### [ASSIGNMENT]
Lines from the records below that contain the word "icon" are to be copied out.
-------- EXTRACTED RECORDS
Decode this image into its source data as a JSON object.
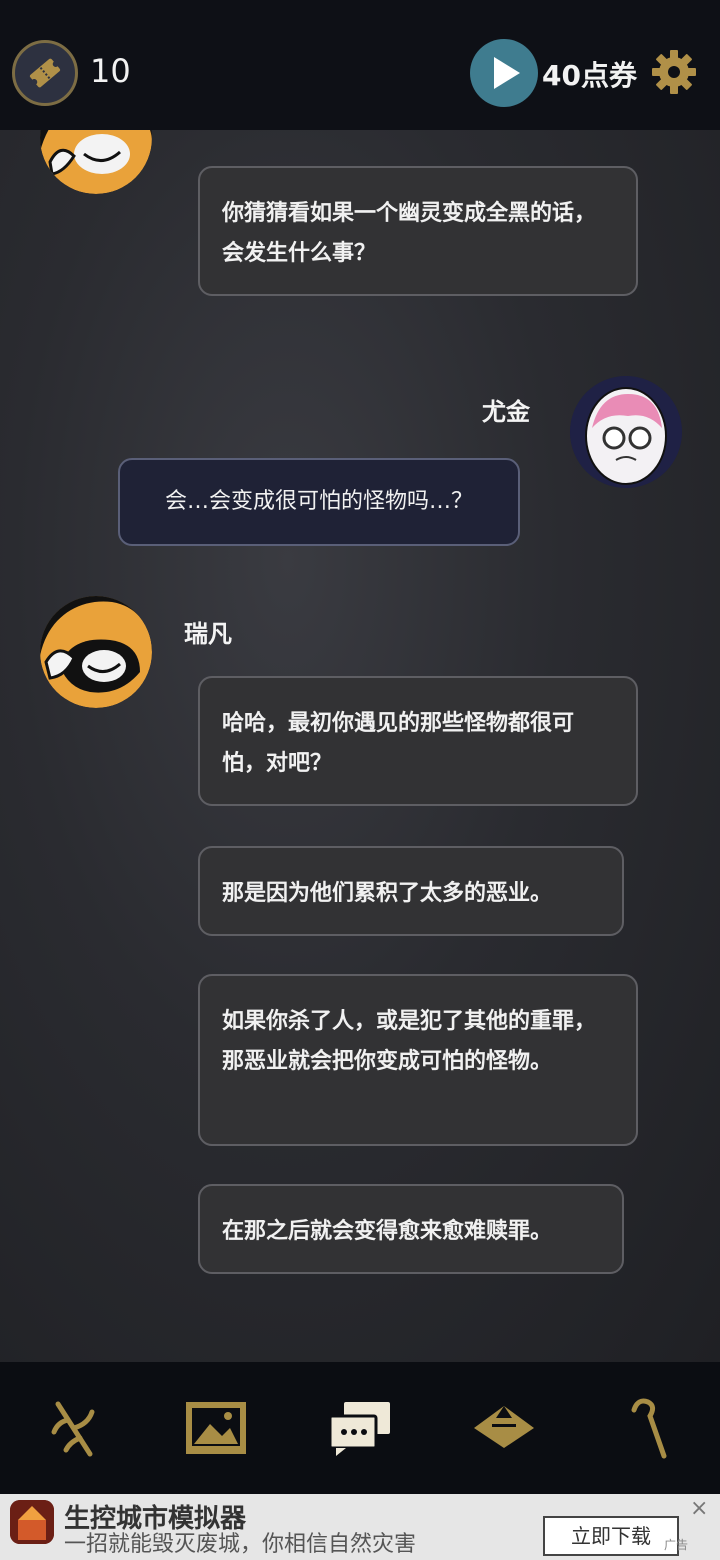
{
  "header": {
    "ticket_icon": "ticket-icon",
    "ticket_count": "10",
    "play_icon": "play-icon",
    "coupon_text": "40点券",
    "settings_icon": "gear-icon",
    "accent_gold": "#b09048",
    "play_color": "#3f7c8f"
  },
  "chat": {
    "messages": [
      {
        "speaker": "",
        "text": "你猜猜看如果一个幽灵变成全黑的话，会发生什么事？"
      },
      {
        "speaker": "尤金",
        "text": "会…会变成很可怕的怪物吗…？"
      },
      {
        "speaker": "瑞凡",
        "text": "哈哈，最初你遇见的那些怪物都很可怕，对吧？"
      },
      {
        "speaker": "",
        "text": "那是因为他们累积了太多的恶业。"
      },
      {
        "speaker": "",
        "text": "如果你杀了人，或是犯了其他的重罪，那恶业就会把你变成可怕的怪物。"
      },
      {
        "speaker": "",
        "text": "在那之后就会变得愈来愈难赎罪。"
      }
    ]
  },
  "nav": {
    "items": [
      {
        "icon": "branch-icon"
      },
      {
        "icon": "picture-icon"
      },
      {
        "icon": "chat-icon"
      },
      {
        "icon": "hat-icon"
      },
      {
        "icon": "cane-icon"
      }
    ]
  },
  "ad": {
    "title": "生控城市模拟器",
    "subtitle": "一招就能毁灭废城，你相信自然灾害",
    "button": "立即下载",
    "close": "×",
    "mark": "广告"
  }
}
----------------
### [ANSWER BOX]
    "ticket_icon": "ticket-icon",
    "play_icon": "play-icon",
    "settings_icon": "gear-icon",
        "icon": "branch-icon"
        "icon": "picture-icon"
        "icon": "chat-icon"
        "icon": "hat-icon"
        "icon": "cane-icon"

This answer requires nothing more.